Anybody out there have an opinion, thoughts, suggestions, advice, ever have this same thing happen?

When your fingers go walking………..

8 Dec

Way, way, way back in July, my fingers were doing some shopping without consulting “the man” and ordered fruit trees online. My reasoning was simple;  In order to make jam I need fruit, why buy fruit at the market when we can just as easily grow it ourselves.  If we have our own fruit trees not only can we sell the fruit, we can make jam too.  I mean come on, it was just a couple of trees, three actually: 1 apple, 1 peach and 1 plum.  What could it hurt, these three little trees, and they’re dwarf so they won’t take up much room.  Due to arrive after wedding #3 (Oct 6), I had plenty of time to inform his highness and make preparations.

A few weeks later I received a nice little pre-printed note from the nursery informing me that since my trees could not be shipped for several months they were “giving me” 4 free trees as a way of thanking me for my early order.  I looked at the list of potential freebies and selected 4 free Raspberry bushes, what the heck it’s free right.

3 fruit trees + 4 Raspberry bushes = 7 living plants needing site preparation (not too bad, I can handle this)

A few more weeks go by and I am needing a break from pre-wedding planning so I figure it’s time to do a little research on my recent purchase.  Yeah, well, shoulda done that first.  What I discover is that my apple and plum trees will benefit from a pollinator, which also means I need more trees.  Pollinator research completed, my fingers go back to the nursery to order companions for the aforementioned apple and plum trees.

I’m not real sure what happened after that, the poor things must have been tired after all that research or maybe just a little frustrated.  It could have been a spasm of some kind or side effect from ordering all those invitations, truffles and sparklers for 200 people.  I printed out my receipt and stared at the paper.  What on earth have I done?

2 apple, 2 plum and 2 peach (I mean really why not make it 3 of each?)

and then the freebies I somehow got to order at the end of checkout:

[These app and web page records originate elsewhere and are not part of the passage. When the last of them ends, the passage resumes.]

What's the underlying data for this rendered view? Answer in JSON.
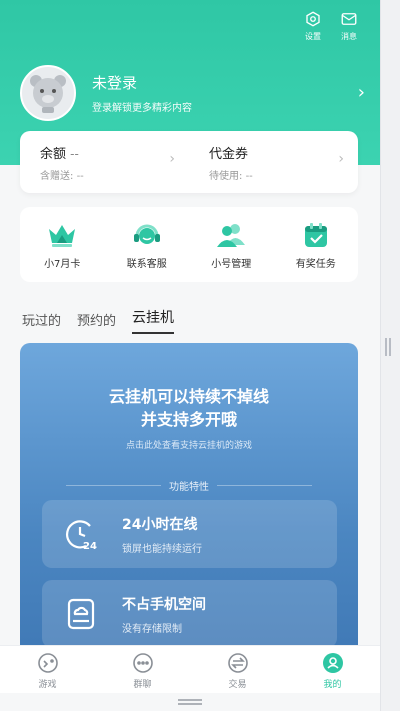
{
  "header": {
    "settings_label": "设置",
    "messages_label": "消息"
  },
  "profile": {
    "name": "未登录",
    "subtitle": "登录解锁更多精彩内容"
  },
  "balance": {
    "left": {
      "title": "余额",
      "value": "--",
      "sub_label": "含赠送:",
      "sub_value": "--"
    },
    "right": {
      "title": "代金券",
      "sub_label": "待使用:",
      "sub_value": "--"
    }
  },
  "quick_menu": [
    {
      "label": "小7月卡",
      "icon": "crown-icon"
    },
    {
      "label": "联系客服",
      "icon": "headset-icon"
    },
    {
      "label": "小号管理",
      "icon": "accounts-icon"
    },
    {
      "label": "有奖任务",
      "icon": "task-calendar-icon"
    }
  ],
  "tabs": [
    {
      "label": "玩过的",
      "active": false
    },
    {
      "label": "预约的",
      "active": false
    },
    {
      "label": "云挂机",
      "active": true
    }
  ],
  "cloud": {
    "title_line1": "云挂机可以持续不掉线",
    "title_line2": "并支持多开哦",
    "subtitle": "点击此处查看支持云挂机的游戏",
    "features_heading": "功能特性",
    "features": [
      {
        "title": "24小时在线",
        "desc": "锁屏也能持续运行",
        "icon": "clock-24-icon"
      },
      {
        "title": "不占手机空间",
        "desc": "没有存储限制",
        "icon": "cloud-storage-icon"
      }
    ]
  },
  "bottom_nav": [
    {
      "label": "游戏",
      "icon": "game-icon",
      "active": false
    },
    {
      "label": "群聊",
      "icon": "chat-icon",
      "active": false
    },
    {
      "label": "交易",
      "icon": "trade-icon",
      "active": false
    },
    {
      "label": "我的",
      "icon": "profile-icon",
      "active": true
    }
  ],
  "colors": {
    "accent": "#2ec6a3",
    "cloud_panel": "#4b86c1"
  }
}
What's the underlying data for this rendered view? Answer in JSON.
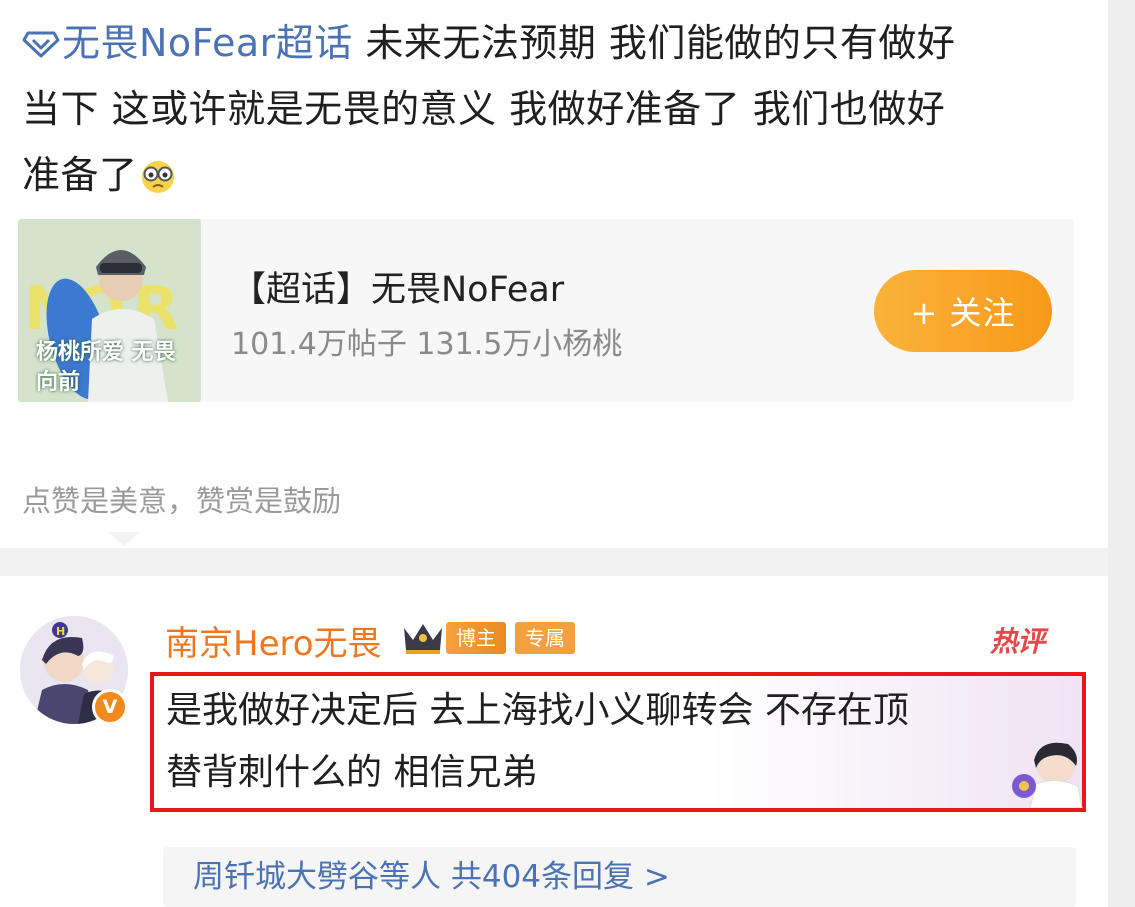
{
  "post": {
    "topic_link": "无畏NoFear超话",
    "text_line1": "  未来无法预期  我们能做的只有做好",
    "text_line2": "当下  这或许就是无畏的意义 我做好准备了 我们也做好",
    "text_line3": "准备了",
    "topic_card": {
      "title": "【超话】无畏NoFear",
      "stats": "101.4万帖子 131.5万小杨桃",
      "follow_label": "+ 关注",
      "thumb_text": "杨桃所爱 无畏向前"
    },
    "reward_text": "点赞是美意，赞赏是鼓励"
  },
  "comment": {
    "username": "南京Hero无畏",
    "badge_blogger": "博主",
    "badge_exclusive": "专属",
    "hot_label": "热评",
    "verified_mark": "V",
    "text_line1": "是我做好决定后 去上海找小义聊转会 不存在顶",
    "text_line2": "替背刺什么的 相信兄弟",
    "replies": "周钎城大劈谷等人  共404条回复  >"
  },
  "colors": {
    "link_blue": "#4b73b4",
    "username_orange": "#f0771e",
    "follow_orange": "#f79a19",
    "highlight_red": "#e8171b",
    "hot_red": "#e24a4a"
  }
}
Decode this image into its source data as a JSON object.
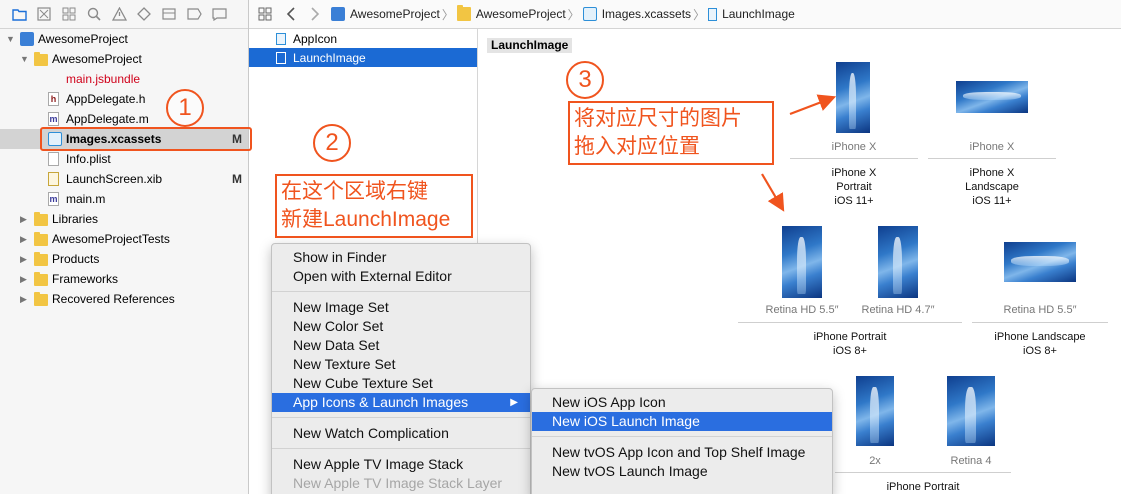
{
  "breadcrumb": [
    "AwesomeProject",
    "AwesomeProject",
    "Images.xcassets",
    "LaunchImage"
  ],
  "navigator": {
    "toolbar_icons": [
      "folder-icon",
      "source-control-icon",
      "symbol-icon",
      "search-icon",
      "warning-icon",
      "test-icon",
      "debug-icon",
      "breakpoint-icon",
      "report-icon"
    ],
    "items": [
      {
        "label": "AwesomeProject",
        "depth": 0,
        "disclosure": "open",
        "icon": "project-icon",
        "badge": ""
      },
      {
        "label": "AwesomeProject",
        "depth": 1,
        "disclosure": "open",
        "icon": "folder-icon",
        "badge": ""
      },
      {
        "label": "main.jsbundle",
        "depth": 2,
        "disclosure": "",
        "icon": "",
        "badge": "",
        "color": "#d0021b"
      },
      {
        "label": "AppDelegate.h",
        "depth": 2,
        "disclosure": "",
        "icon": "header-file-icon",
        "badge": "",
        "glyph": "h"
      },
      {
        "label": "AppDelegate.m",
        "depth": 2,
        "disclosure": "",
        "icon": "objc-file-icon",
        "badge": "",
        "glyph": "m"
      },
      {
        "label": "Images.xcassets",
        "depth": 2,
        "disclosure": "",
        "icon": "asset-catalog-icon",
        "badge": "M",
        "selected": true
      },
      {
        "label": "Info.plist",
        "depth": 2,
        "disclosure": "",
        "icon": "plist-file-icon",
        "badge": ""
      },
      {
        "label": "LaunchScreen.xib",
        "depth": 2,
        "disclosure": "",
        "icon": "xib-file-icon",
        "badge": "M"
      },
      {
        "label": "main.m",
        "depth": 2,
        "disclosure": "",
        "icon": "objc-file-icon",
        "badge": "",
        "glyph": "m"
      },
      {
        "label": "Libraries",
        "depth": 1,
        "disclosure": "closed",
        "icon": "folder-icon",
        "badge": ""
      },
      {
        "label": "AwesomeProjectTests",
        "depth": 1,
        "disclosure": "closed",
        "icon": "folder-icon",
        "badge": ""
      },
      {
        "label": "Products",
        "depth": 1,
        "disclosure": "closed",
        "icon": "folder-icon",
        "badge": ""
      },
      {
        "label": "Frameworks",
        "depth": 1,
        "disclosure": "closed",
        "icon": "folder-icon",
        "badge": ""
      },
      {
        "label": "Recovered References",
        "depth": 1,
        "disclosure": "closed",
        "icon": "folder-icon",
        "badge": ""
      }
    ]
  },
  "asset_list": [
    {
      "label": "AppIcon",
      "selected": false
    },
    {
      "label": "LaunchImage",
      "selected": true
    }
  ],
  "editor": {
    "title": "LaunchImage",
    "slots": [
      {
        "label": "iPhone X"
      },
      {
        "label": "iPhone X"
      },
      {
        "label": "Retina HD 5.5″"
      },
      {
        "label": "Retina HD 4.7″"
      },
      {
        "label": "Retina HD 5.5″"
      },
      {
        "label": "2x"
      },
      {
        "label": "Retina 4"
      }
    ],
    "groups": [
      "iPhone X\nPortrait\niOS 11+",
      "iPhone X\nLandscape\niOS 11+",
      "iPhone Portrait\niOS 8+",
      "iPhone Landscape\niOS 8+",
      "iPhone Portrait"
    ]
  },
  "context_menu": {
    "items": [
      {
        "label": "Show in Finder"
      },
      {
        "label": "Open with External Editor"
      },
      {
        "label": "New Image Set"
      },
      {
        "label": "New Color Set"
      },
      {
        "label": "New Data Set"
      },
      {
        "label": "New Texture Set"
      },
      {
        "label": "New Cube Texture Set"
      },
      {
        "label": "App Icons & Launch Images",
        "submenu": true,
        "highlighted": true
      },
      {
        "label": "New Watch Complication"
      },
      {
        "label": "New Apple TV Image Stack"
      },
      {
        "label": "New Apple TV Image Stack Layer",
        "disabled": true
      }
    ]
  },
  "submenu": {
    "items": [
      {
        "label": "New iOS App Icon"
      },
      {
        "label": "New iOS Launch Image",
        "highlighted": true
      },
      {
        "label": "New tvOS App Icon and Top Shelf Image"
      },
      {
        "label": "New tvOS Launch Image"
      }
    ]
  },
  "annotations": {
    "step1": "1",
    "step2": "2",
    "step3": "3",
    "note2_line1": "在这个区域右键",
    "note2_line2": "新建LaunchImage",
    "note3_line1": "将对应尺寸的图片",
    "note3_line2": "拖入对应位置",
    "color": "#f0541e"
  }
}
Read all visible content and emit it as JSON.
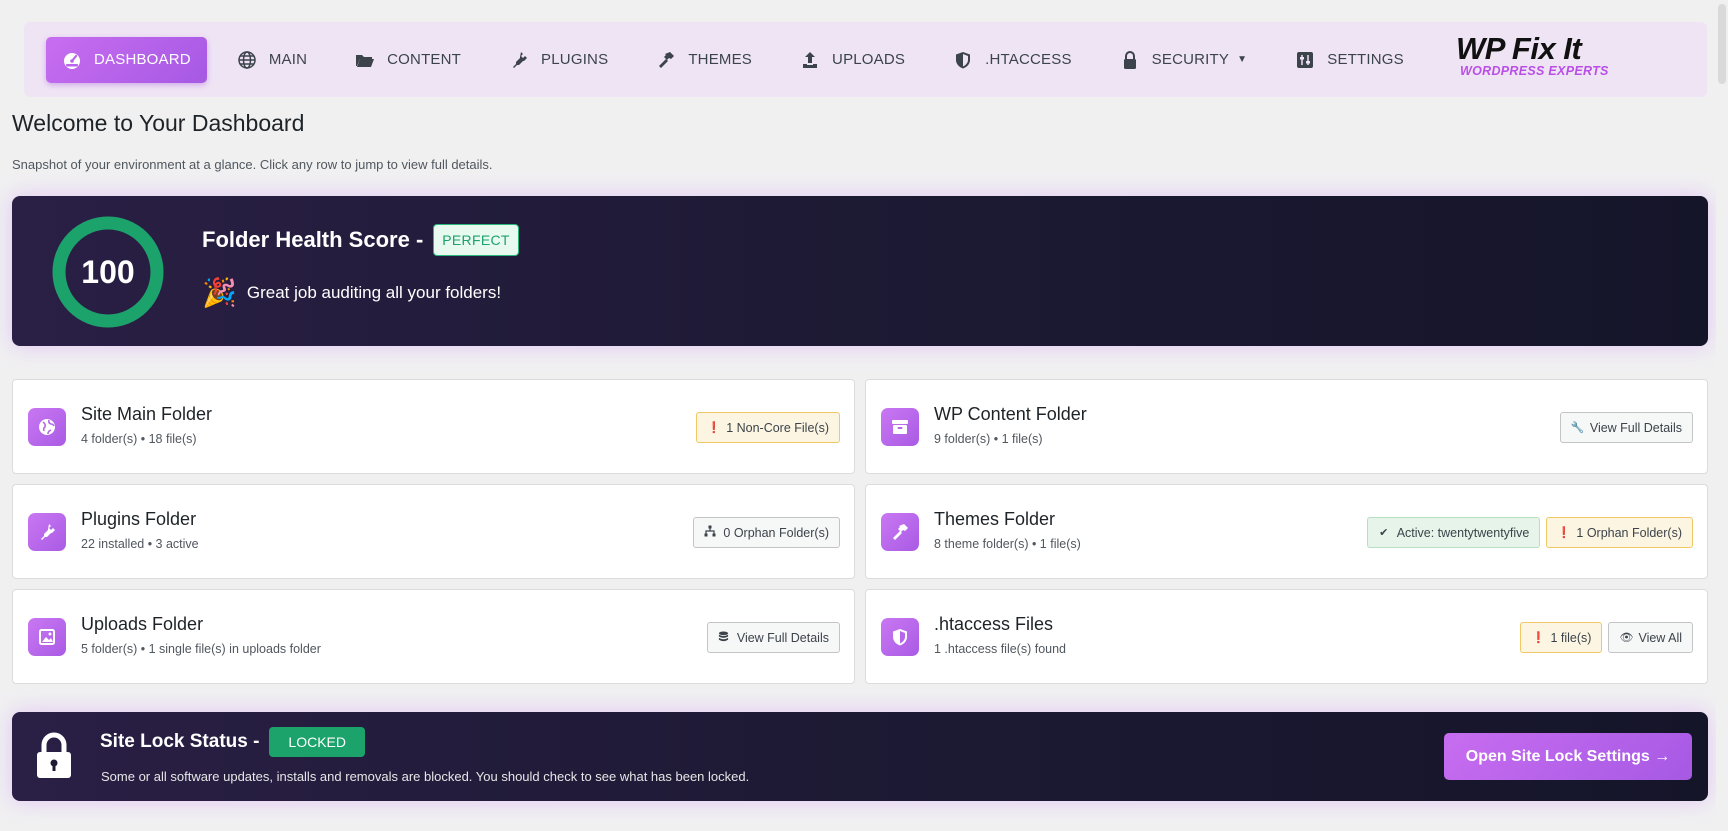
{
  "nav": {
    "items": [
      {
        "label": "DASHBOARD",
        "icon": "gauge-icon",
        "active": true
      },
      {
        "label": "MAIN",
        "icon": "globe-icon"
      },
      {
        "label": "CONTENT",
        "icon": "folder-open-icon"
      },
      {
        "label": "PLUGINS",
        "icon": "plug-icon"
      },
      {
        "label": "THEMES",
        "icon": "hammer-icon"
      },
      {
        "label": "UPLOADS",
        "icon": "upload-icon"
      },
      {
        "label": ".HTACCESS",
        "icon": "shield-icon"
      },
      {
        "label": "SECURITY",
        "icon": "lock-icon",
        "dropdown": true
      },
      {
        "label": "SETTINGS",
        "icon": "sliders-icon"
      }
    ],
    "logo": {
      "main": "WP Fix It",
      "sub": "WORDPRESS EXPERTS"
    }
  },
  "page": {
    "title": "Welcome to Your Dashboard",
    "subtitle": "Snapshot of your environment at a glance. Click any row to jump to view full details."
  },
  "health": {
    "score": "100",
    "score_fraction": 1.0,
    "title": "Folder Health Score -",
    "badge": "PERFECT",
    "message": "Great job auditing all your folders!",
    "colors": {
      "ring": "#1ba36b",
      "banner": "#1e1a35"
    }
  },
  "cards": {
    "main": {
      "title": "Site Main Folder",
      "sub": "4 folder(s) • 18 file(s)",
      "icon": "globe-icon",
      "actions": [
        {
          "label": "1 Non-Core File(s)",
          "icon": "exclamation-icon",
          "style": "warn"
        }
      ]
    },
    "content": {
      "title": "WP Content Folder",
      "sub": "9 folder(s) • 1 file(s)",
      "icon": "archive-icon",
      "actions": [
        {
          "label": "View Full Details",
          "icon": "wrench-icon",
          "style": "neutral"
        }
      ]
    },
    "plugins": {
      "title": "Plugins Folder",
      "sub": "22 installed • 3 active",
      "icon": "plug-icon",
      "actions": [
        {
          "label": "0 Orphan Folder(s)",
          "icon": "sitemap-icon",
          "style": "neutral"
        }
      ]
    },
    "themes": {
      "title": "Themes Folder",
      "sub": "8 theme folder(s) • 1 file(s)",
      "icon": "hammer-icon",
      "actions": [
        {
          "label": "Active: twentytwentyfive",
          "icon": "check-icon",
          "style": "ok"
        },
        {
          "label": "1 Orphan Folder(s)",
          "icon": "exclamation-icon",
          "style": "warn"
        }
      ]
    },
    "uploads": {
      "title": "Uploads Folder",
      "sub": "5 folder(s) • 1 single file(s) in uploads folder",
      "icon": "image-icon",
      "actions": [
        {
          "label": "View Full Details",
          "icon": "database-icon",
          "style": "neutral"
        }
      ]
    },
    "htaccess": {
      "title": ".htaccess Files",
      "sub": "1 .htaccess file(s) found",
      "icon": "shield-icon",
      "actions": [
        {
          "label": "1 file(s)",
          "icon": "exclamation-icon",
          "style": "warn"
        },
        {
          "label": "View All",
          "icon": "eye-icon",
          "style": "neutral"
        }
      ]
    }
  },
  "lock": {
    "title": "Site Lock Status -",
    "badge": "LOCKED",
    "message": "Some or all software updates, installs and removals are blocked. You should check to see what has been locked.",
    "button": "Open Site Lock Settings →"
  }
}
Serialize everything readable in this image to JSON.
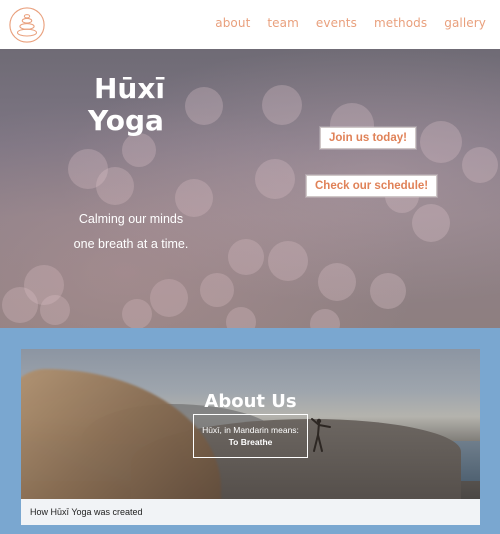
{
  "header": {
    "logo_icon": "stacked-stones-logo-icon",
    "nav": [
      {
        "label": "about"
      },
      {
        "label": "team"
      },
      {
        "label": "events"
      },
      {
        "label": "methods"
      },
      {
        "label": "gallery"
      }
    ]
  },
  "hero": {
    "title_line1": "Hūxī",
    "title_line2": "Yoga",
    "tagline_line1": "Calming our minds",
    "tagline_line2": "one breath at a time.",
    "join_button": "Join us today!",
    "schedule_button": "Check our schedule!"
  },
  "about": {
    "title": "About Us",
    "box_line1": "Hūxī, in Mandarin means:",
    "box_line2": "To Breathe",
    "caption": "How Hūxī Yoga was created"
  },
  "colors": {
    "accent": "#e9a07d",
    "about_bg": "#7aa7d0"
  }
}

2 raspberry, 3 blackberry, 5 grape and 3 sweet bay magnolia for show (and how is this company  making any money?)

FOR A GRAND TOTAL OF:

3 apple + 3 peach + 3 plum + 6 raspberry + 3 blackberry + 5 grape + 3 sweet bay magnolia =  26 living plants needing site preparation, followed by planting, watering and TLC over winter!

I take a deep breath and find a way to gently let the man know we have an orchard on the way.  At the time he was working on his “Father of the Bride” speech so he may not have actually heard the numbers, on account of he took the news so well.  I wasn’t going to rock that boat so I just eased on out of that conversation.

The wedding comes and goes without a hitch on October 6.  Two weeks later daughter #4 gets engaged.  Two weeks and two days after that the phone rings and all hell breaks loose with Maw.  (and) Two weeks and two days after THAT the orchard arrives.

Was I ready? %@&&, NO!

By the time the orchard arrived, Maw was recovering from her surgery, and Uncle J had arrived for an extended stay to look after Maw;  going back and forth from the big hospital and then back and forth from “the hospital” every day.  I was taking a much-needed break from tending to Maw to clean house and get ready for the kids to come home for the weekend, and to prepare Thanksgiving dinner for 27 people.  Just as the mirliton sat in their box for a while before I found time to get them in the ground, the orchard wound up in a bucket to chill out over Thanksgiving weekend.

We managed to get the apple, plum and peach trees in the ground the Saturday after Thanksgiving.  The raspberry and sweet bay magnolia followed a few days later, although I’m thinking about relocating the raspberry as I’m not completely convinced we chose the right location.  The blackberry and grape are now in a smaller bucket on the kitchen counter, placed there on purpose to stare me in the face.  You would know the best spot for them will require several hours/days of ground work to remove overgrowth, weeds, grass and work the soil.

Wouldn’t you know it, the forecast for today and tomorrow:    Rain          🙂